Exercise details: What's wanted is each entry repeated verbatim, minus its images.

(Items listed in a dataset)
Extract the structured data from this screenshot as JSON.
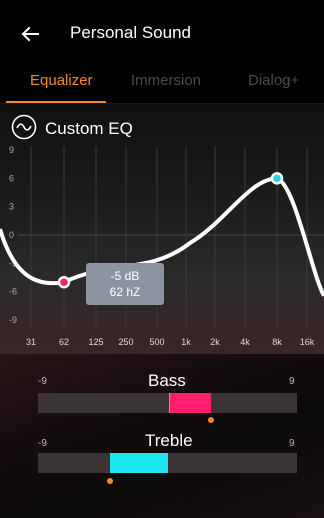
{
  "header": {
    "title": "Personal Sound"
  },
  "tabs": [
    {
      "label": "Equalizer",
      "active": true
    },
    {
      "label": "Immersion",
      "active": false
    },
    {
      "label": "Dialog+",
      "active": false
    }
  ],
  "eq": {
    "title": "Custom EQ",
    "y_ticks": [
      "9",
      "6",
      "3",
      "0",
      "-3",
      "-6",
      "-9"
    ],
    "x_ticks": [
      "31",
      "62",
      "125",
      "250",
      "500",
      "1k",
      "2k",
      "4k",
      "8k",
      "16k"
    ],
    "tooltip": {
      "gain": "-5 dB",
      "freq": "62 hZ"
    },
    "points": [
      {
        "freq": "62",
        "gain_db": -5,
        "color": "#ff1f6e"
      },
      {
        "freq": "8k",
        "gain_db": 6,
        "color": "#22d8e8"
      }
    ]
  },
  "bass": {
    "label": "Bass",
    "min": "-9",
    "max": "9",
    "level": 3,
    "color": "#ff1f6e"
  },
  "treble": {
    "label": "Treble",
    "min": "-9",
    "max": "9",
    "level": -4,
    "color": "#1ee6f0"
  },
  "colors": {
    "accent": "#f28a2c",
    "tab_inactive": "#4a4a4a"
  }
}
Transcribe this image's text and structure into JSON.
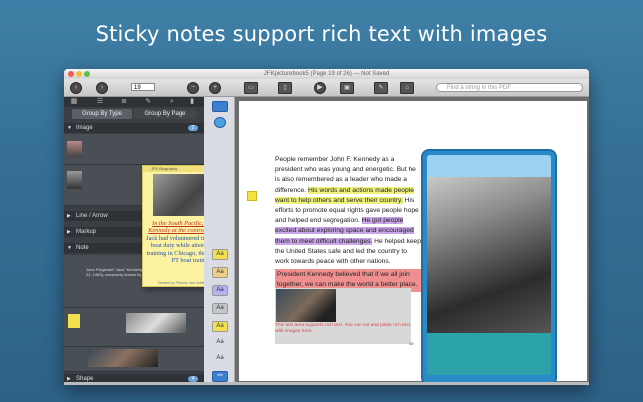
{
  "headline": "Sticky notes support rich text with images",
  "window": {
    "title": "JFKpicturebook5 (Page 19 of 26) — Not Saved",
    "page_field": "19",
    "search_placeholder": "Find a string in this PDF"
  },
  "sidebar": {
    "segments": [
      "Group By Type",
      "Group By Page"
    ],
    "sections": {
      "image": {
        "label": "Image",
        "count": "2"
      },
      "line_arrow": {
        "label": "Line / Arrow"
      },
      "markup": {
        "label": "Markup"
      },
      "note": {
        "label": "Note"
      },
      "shape": {
        "label": "Shape",
        "count": "4"
      }
    },
    "note_row_text": "John Fitzgerald \"Jack\" Kennedy (May 29, 1917 – November 22, 1963), commonly known by his initials JFK"
  },
  "sticky_note": {
    "header": "JFK Biography",
    "red_text": "In the South Pacific, Lt. John F. Kennedy at the controls of PT 109.",
    "blue_text": "Jack had volunteered in 1942 for PT boat duty while attending officer training in Chicago, then underwent PT boat training",
    "footer": "Created by Patricia, last modified on 5/26/13"
  },
  "rail": {
    "aa_label": "Aa"
  },
  "document": {
    "para_1": "People remember John F. Kennedy as a president who was young and energetic. But he is also remembered as a leader who made a difference. ",
    "hl_yellow": "His words and actions made people want to help others and serve their country.",
    "para_2": " His efforts to promote equal rights gave people hope and helped end segregation. ",
    "hl_purple": "He got people excited about exploring space and encouraged them to meet difficult challenges.",
    "para_3": " He helped keep the United States safe and led the country to work towards peace with other nations.",
    "hl_red": "President Kennedy believed that if we all join together, we can make the world a better place.",
    "caption": "This text area supports rich text. You can cut and paste rich text with images here.",
    "page_number": "19"
  },
  "colors": {
    "background": "#3a78a0",
    "highlight_yellow": "#eef27a",
    "highlight_purple": "#c9a6e8",
    "highlight_red": "#f08f8f",
    "device_frame": "#2a8ac8"
  }
}
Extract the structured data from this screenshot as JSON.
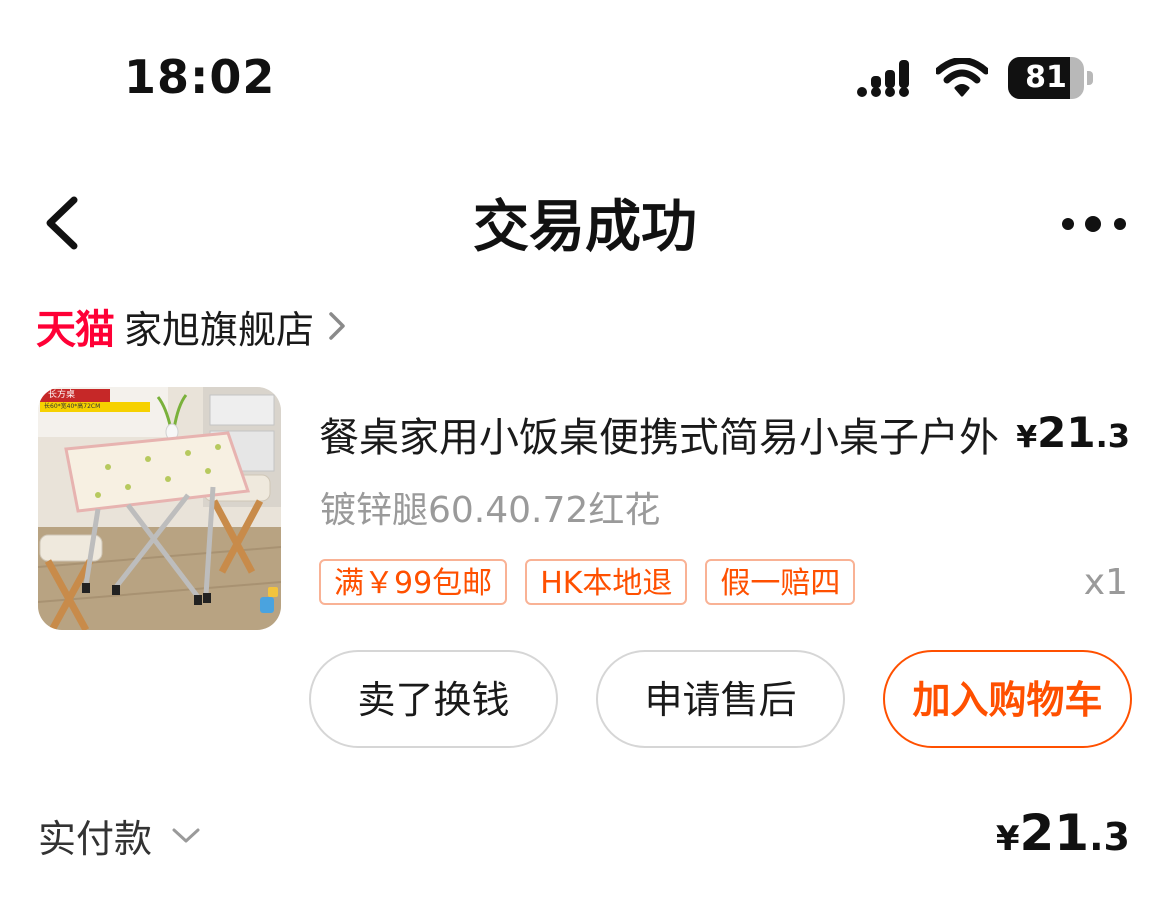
{
  "status_bar": {
    "time": "18:02",
    "battery": "81",
    "battery_level": 0.81
  },
  "nav": {
    "title": "交易成功",
    "back_icon": "chevron-left-icon",
    "more_icon": "more-dots-icon"
  },
  "store": {
    "platform": "天猫",
    "name": "家旭旗舰店",
    "platform_color": "#ff0036"
  },
  "product": {
    "thumbnail_label": "长方桌",
    "thumbnail_dimensions": "长60*宽40*高72CM",
    "title": "餐桌家用小饭桌便携式简易小桌子户外",
    "price_symbol": "¥",
    "price_int": "21",
    "price_dec": ".3",
    "spec": "镀锌腿60.40.72红花",
    "tags": [
      "满￥99包邮",
      "HK本地退",
      "假一赔四"
    ],
    "quantity": "x1"
  },
  "actions": {
    "sell_label": "卖了换钱",
    "after_sale_label": "申请售后",
    "add_cart_label": "加入购物车"
  },
  "payment": {
    "label": "实付款",
    "price_symbol": "¥",
    "price_int": "21",
    "price_dec": ".3"
  },
  "colors": {
    "accent": "#ff5000",
    "tag_border": "#f9b295",
    "muted_text": "#9a9a9a"
  }
}
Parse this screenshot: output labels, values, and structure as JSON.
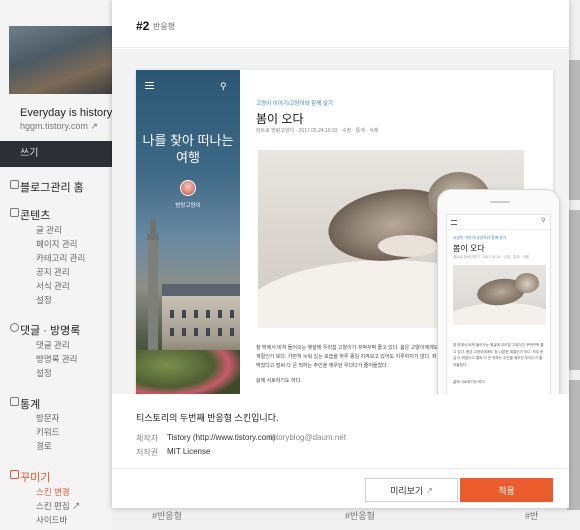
{
  "sidebar": {
    "blog_title": "Everyday is history",
    "blog_url": "hggm.tistory.com",
    "write_label": "쓰기",
    "sections": [
      {
        "label": "블로그관리 홈",
        "items": []
      },
      {
        "label": "콘텐츠",
        "items": [
          "글 관리",
          "페이지 관리",
          "카테고리 관리",
          "공지 관리",
          "서식 관리",
          "설정"
        ]
      },
      {
        "label": "댓글 · 방명록",
        "items": [
          "댓글 관리",
          "방명록 관리",
          "설정"
        ]
      },
      {
        "label": "통계",
        "items": [
          "방문자",
          "키워드",
          "경로"
        ]
      },
      {
        "label": "꾸미기",
        "items": [
          "스킨 변경",
          "스킨 편집",
          "사이드바"
        ]
      }
    ]
  },
  "background": {
    "tags": [
      "#반응형",
      "#반응형",
      "#반"
    ]
  },
  "modal": {
    "skin_number": "#2",
    "skin_name": "반응형",
    "description": "티스토리의 두번째 반응형 스킨입니다.",
    "maker_label": "제작자",
    "maker_value": "Tistory (http://www.tistory.com)",
    "maker_email": "tistoryblog@daum.net",
    "license_label": "저작권",
    "license_value": "MIT License",
    "preview_button": "미리보기",
    "apply_button": "적용",
    "accent_color": "#ec5b2c"
  },
  "mock": {
    "blog_heading": "나를 찾아 떠나는 여행",
    "profile_name": "방랑고양이",
    "category": "고양이 이야기/고양이와 함께 살기",
    "post_title": "봄이 오다",
    "post_meta": "레트로 방랑고양이 · 2017.05.24 16:33 · 수정 · 통계 · 삭제",
    "post_body": "창 밖에서 비쳐 들어오는 햇살에 우리집 고양이가 꾸벅꾸벅 졸고 있다. 봄은 고양이에게도 참 나른한 계절인가 보다. 가만히 누워 있는 모습을 하루 종일 지켜보고 있어도 지루하지가 않다. 저무 한 살 더 먹었다고 벌써 다 큰 척하는 주인을 깨우던 우다다가 줄어들었다.",
    "post_closing": "삶에 서로하기도 하다.",
    "phone_category": "고양이 이야기/고양이와 함께 살기",
    "phone_title": "봄이 오다",
    "phone_meta": "레트로 방랑고양이 · 2017.05.24 · 수정 · 통계 · 삭제",
    "phone_body": "창 밖에서 비쳐 들어오는 햇살에 우리집 고양이가 꾸벅꾸벅 졸고 있다. 봄은 고양이에게도 참 나른한 계절인가 보다. 저무 한 살 더 먹었다고 벌써 다 큰 척하는 주인을 깨우던 우다다가 줄어들었다.",
    "phone_closing": "삶에 서로하기도 하다"
  }
}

Result of the task:
Extract the structured data from this screenshot as JSON.
{
  "header": {
    "title": "Personal Sound"
  },
  "tabs": [
    {
      "label": "Equalizer",
      "active": true
    },
    {
      "label": "Immersion",
      "active": false
    },
    {
      "label": "Dialog+",
      "active": false
    }
  ],
  "eq": {
    "title": "Custom EQ",
    "y_ticks": [
      "9",
      "6",
      "3",
      "0",
      "-3",
      "-6",
      "-9"
    ],
    "x_ticks": [
      "31",
      "62",
      "125",
      "250",
      "500",
      "1k",
      "2k",
      "4k",
      "8k",
      "16k"
    ],
    "tooltip": {
      "gain": "-5 dB",
      "freq": "62 hZ"
    },
    "points": [
      {
        "freq": "62",
        "gain_db": -5,
        "color": "#ff1f6e"
      },
      {
        "freq": "8k",
        "gain_db": 6,
        "color": "#22d8e8"
      }
    ]
  },
  "bass": {
    "label": "Bass",
    "min": "-9",
    "max": "9",
    "level": 3,
    "color": "#ff1f6e"
  },
  "treble": {
    "label": "Treble",
    "min": "-9",
    "max": "9",
    "level": -4,
    "color": "#1ee6f0"
  },
  "colors": {
    "accent": "#f28a2c",
    "tab_inactive": "#4a4a4a"
  }
}
Transcribe this image's text and structure into JSON.
{
  "headline": "Sticky notes support rich text with images",
  "window": {
    "title": "JFKpicturebook5 (Page 19 of 26) — Not Saved",
    "page_field": "19",
    "search_placeholder": "Find a string in this PDF"
  },
  "sidebar": {
    "segments": [
      "Group By Type",
      "Group By Page"
    ],
    "sections": {
      "image": {
        "label": "Image",
        "count": "2"
      },
      "line_arrow": {
        "label": "Line / Arrow"
      },
      "markup": {
        "label": "Markup"
      },
      "note": {
        "label": "Note"
      },
      "shape": {
        "label": "Shape",
        "count": "4"
      }
    },
    "note_row_text": "John Fitzgerald \"Jack\" Kennedy (May 29, 1917 – November 22, 1963), commonly known by his initials JFK"
  },
  "sticky_note": {
    "header": "JFK Biography",
    "red_text": "In the South Pacific, Lt. John F. Kennedy at the controls of PT 109.",
    "blue_text": "Jack had volunteered in 1942 for PT boat duty while attending officer training in Chicago, then underwent PT boat training",
    "footer": "Created by Patricia, last modified on 5/26/13"
  },
  "rail": {
    "aa_label": "Aa"
  },
  "document": {
    "para_1": "People remember John F. Kennedy as a president who was young and energetic. But he is also remembered as a leader who made a difference. ",
    "hl_yellow": "His words and actions made people want to help others and serve their country.",
    "para_2": " His efforts to promote equal rights gave people hope and helped end segregation. ",
    "hl_purple": "He got people excited about exploring space and encouraged them to meet difficult challenges.",
    "para_3": " He helped keep the United States safe and led the country to work towards peace with other nations.",
    "hl_red": "President Kennedy believed that if we all join together, we can make the world a better place.",
    "caption": "This text area supports rich text. You can cut and paste rich text with images here.",
    "page_number": "19"
  },
  "colors": {
    "background": "#3a78a0",
    "highlight_yellow": "#eef27a",
    "highlight_purple": "#c9a6e8",
    "highlight_red": "#f08f8f",
    "device_frame": "#2a8ac8"
  }
}
Extract the structured data from this screenshot as JSON.
{
  "status_bar": {
    "time": "18:02",
    "battery": "81",
    "battery_level": 0.81
  },
  "nav": {
    "title": "交易成功",
    "back_icon": "chevron-left-icon",
    "more_icon": "more-dots-icon"
  },
  "store": {
    "platform": "天猫",
    "name": "家旭旗舰店",
    "platform_color": "#ff0036"
  },
  "product": {
    "thumbnail_label": "长方桌",
    "thumbnail_dimensions": "长60*宽40*高72CM",
    "title": "餐桌家用小饭桌便携式简易小桌子户外",
    "price_symbol": "¥",
    "price_int": "21",
    "price_dec": ".3",
    "spec": "镀锌腿60.40.72红花",
    "tags": [
      "满￥99包邮",
      "HK本地退",
      "假一赔四"
    ],
    "quantity": "x1"
  },
  "actions": {
    "sell_label": "卖了换钱",
    "after_sale_label": "申请售后",
    "add_cart_label": "加入购物车"
  },
  "payment": {
    "label": "实付款",
    "price_symbol": "¥",
    "price_int": "21",
    "price_dec": ".3"
  },
  "colors": {
    "accent": "#ff5000",
    "tag_border": "#f9b295",
    "muted_text": "#9a9a9a"
  }
}
Parse this screenshot: output labels, values, and structure as JSON.
{
  "sidebar": {
    "blog_title": "Everyday is history",
    "blog_url": "hggm.tistory.com",
    "write_label": "쓰기",
    "sections": [
      {
        "label": "블로그관리 홈",
        "items": []
      },
      {
        "label": "콘텐츠",
        "items": [
          "글 관리",
          "페이지 관리",
          "카테고리 관리",
          "공지 관리",
          "서식 관리",
          "설정"
        ]
      },
      {
        "label": "댓글 · 방명록",
        "items": [
          "댓글 관리",
          "방명록 관리",
          "설정"
        ]
      },
      {
        "label": "통계",
        "items": [
          "방문자",
          "키워드",
          "경로"
        ]
      },
      {
        "label": "꾸미기",
        "items": [
          "스킨 변경",
          "스킨 편집",
          "사이드바"
        ]
      }
    ]
  },
  "background": {
    "tags": [
      "#반응형",
      "#반응형",
      "#반"
    ]
  },
  "modal": {
    "skin_number": "#2",
    "skin_name": "반응형",
    "description": "티스토리의 두번째 반응형 스킨입니다.",
    "maker_label": "제작자",
    "maker_value": "Tistory (http://www.tistory.com)",
    "maker_email": "tistoryblog@daum.net",
    "license_label": "저작권",
    "license_value": "MIT License",
    "preview_button": "미리보기",
    "apply_button": "적용",
    "accent_color": "#ec5b2c"
  },
  "mock": {
    "blog_heading": "나를 찾아 떠나는 여행",
    "profile_name": "방랑고양이",
    "category": "고양이 이야기/고양이와 함께 살기",
    "post_title": "봄이 오다",
    "post_meta": "레트로 방랑고양이 · 2017.05.24 16:33 · 수정 · 통계 · 삭제",
    "post_body": "창 밖에서 비쳐 들어오는 햇살에 우리집 고양이가 꾸벅꾸벅 졸고 있다. 봄은 고양이에게도 참 나른한 계절인가 보다. 가만히 누워 있는 모습을 하루 종일 지켜보고 있어도 지루하지가 않다. 저무 한 살 더 먹었다고 벌써 다 큰 척하는 주인을 깨우던 우다다가 줄어들었다.",
    "post_closing": "삶에 서로하기도 하다.",
    "phone_category": "고양이 이야기/고양이와 함께 살기",
    "phone_title": "봄이 오다",
    "phone_meta": "레트로 방랑고양이 · 2017.05.24 · 수정 · 통계 · 삭제",
    "phone_body": "창 밖에서 비쳐 들어오는 햇살에 우리집 고양이가 꾸벅꾸벅 졸고 있다. 봄은 고양이에게도 참 나른한 계절인가 보다. 저무 한 살 더 먹었다고 벌써 다 큰 척하는 주인을 깨우던 우다다가 줄어들었다.",
    "phone_closing": "삶에 서로하기도 하다"
  }
}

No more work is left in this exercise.